***** Task data *****

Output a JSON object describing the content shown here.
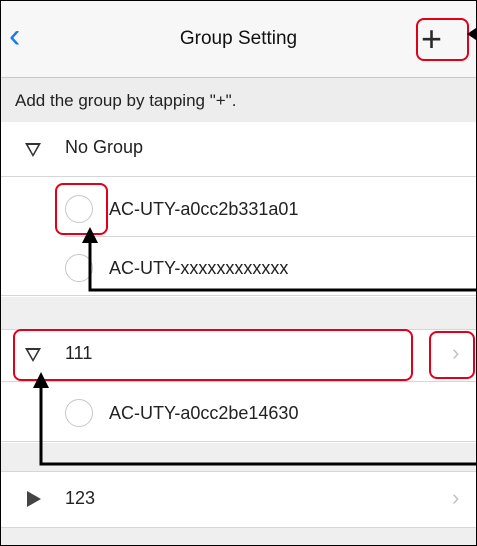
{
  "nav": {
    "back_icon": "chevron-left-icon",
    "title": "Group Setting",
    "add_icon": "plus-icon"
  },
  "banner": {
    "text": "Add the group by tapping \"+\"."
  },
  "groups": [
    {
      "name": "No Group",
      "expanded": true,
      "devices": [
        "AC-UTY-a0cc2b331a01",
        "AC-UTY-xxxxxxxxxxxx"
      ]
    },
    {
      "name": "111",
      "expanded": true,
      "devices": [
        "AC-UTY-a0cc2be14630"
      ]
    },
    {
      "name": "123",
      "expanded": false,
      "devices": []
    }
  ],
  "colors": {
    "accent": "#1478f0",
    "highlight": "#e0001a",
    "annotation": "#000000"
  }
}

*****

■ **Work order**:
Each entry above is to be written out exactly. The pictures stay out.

■ **Your solution**:
Output a JSON object describing the content shown here.
{
  "nav": {
    "back_icon": "chevron-left-icon",
    "title": "Group Setting",
    "add_icon": "plus-icon"
  },
  "banner": {
    "text": "Add the group by tapping \"+\"."
  },
  "groups": [
    {
      "name": "No Group",
      "expanded": true,
      "devices": [
        "AC-UTY-a0cc2b331a01",
        "AC-UTY-xxxxxxxxxxxx"
      ]
    },
    {
      "name": "111",
      "expanded": true,
      "devices": [
        "AC-UTY-a0cc2be14630"
      ]
    },
    {
      "name": "123",
      "expanded": false,
      "devices": []
    }
  ],
  "colors": {
    "accent": "#1478f0",
    "highlight": "#e0001a",
    "annotation": "#000000"
  }
}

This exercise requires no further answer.